─── SUPPLIED RECORDS

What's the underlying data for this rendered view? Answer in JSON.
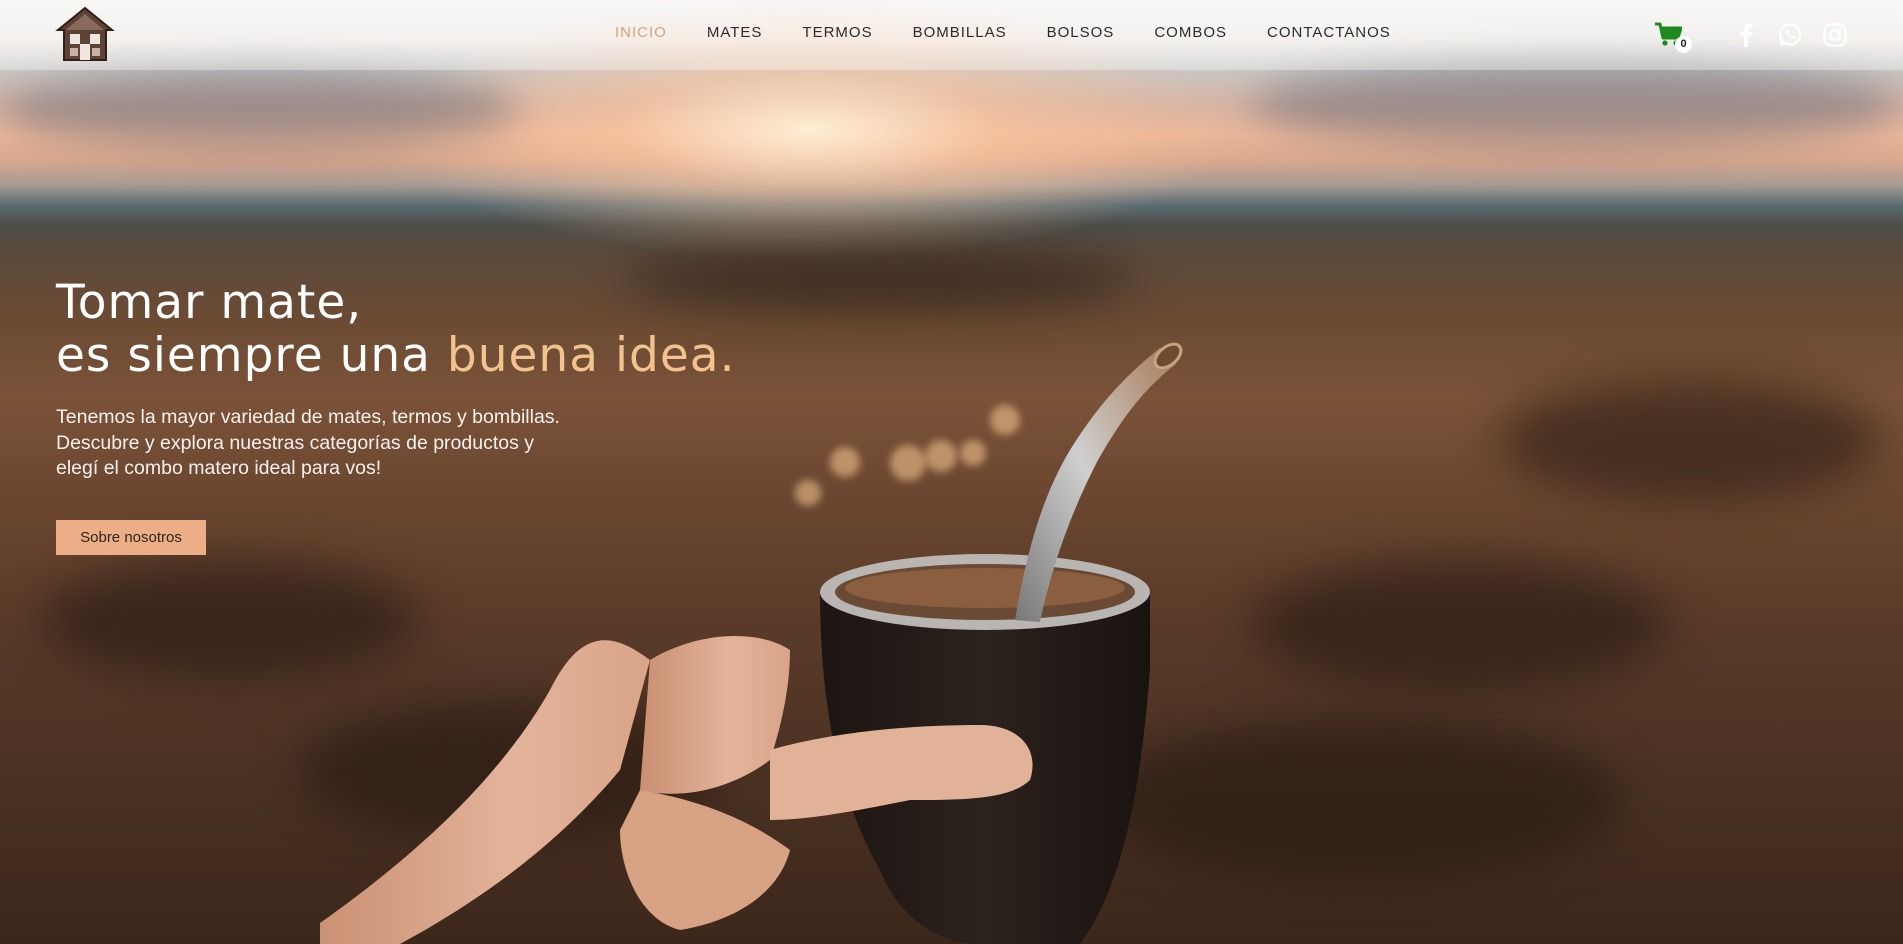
{
  "header": {
    "nav": [
      "INICIO",
      "MATES",
      "TERMOS",
      "BOMBILLAS",
      "BOLSOS",
      "COMBOS",
      "CONTACTANOS"
    ],
    "active_index": 0,
    "cart_count": "0",
    "social_icons": [
      "facebook-icon",
      "whatsapp-icon",
      "instagram-icon"
    ]
  },
  "hero": {
    "title_line1": "Tomar mate,",
    "title_line2_start": "es siempre una ",
    "title_line2_accent": "buena idea.",
    "description_lines": [
      "Tenemos la mayor variedad de mates, termos y bombillas.",
      "Descubre y explora nuestras categorías de productos y",
      "elegí el combo matero ideal para vos!"
    ],
    "button_label": "Sobre nosotros"
  },
  "colors": {
    "accent": "#f2c38f",
    "nav_active": "#d5a27e",
    "button_bg": "#ecae86",
    "cart_green": "#1e8a1e"
  }
}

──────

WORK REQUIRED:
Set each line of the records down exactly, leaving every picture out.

RESPONSE AREA:
What's the underlying data for this rendered view? Answer in JSON.
{
  "header": {
    "nav": [
      "INICIO",
      "MATES",
      "TERMOS",
      "BOMBILLAS",
      "BOLSOS",
      "COMBOS",
      "CONTACTANOS"
    ],
    "active_index": 0,
    "cart_count": "0",
    "social_icons": [
      "facebook-icon",
      "whatsapp-icon",
      "instagram-icon"
    ]
  },
  "hero": {
    "title_line1": "Tomar mate,",
    "title_line2_start": "es siempre una ",
    "title_line2_accent": "buena idea.",
    "description_lines": [
      "Tenemos la mayor variedad de mates, termos y bombillas.",
      "Descubre y explora nuestras categorías de productos y",
      "elegí el combo matero ideal para vos!"
    ],
    "button_label": "Sobre nosotros"
  },
  "colors": {
    "accent": "#f2c38f",
    "nav_active": "#d5a27e",
    "button_bg": "#ecae86",
    "cart_green": "#1e8a1e"
  }
}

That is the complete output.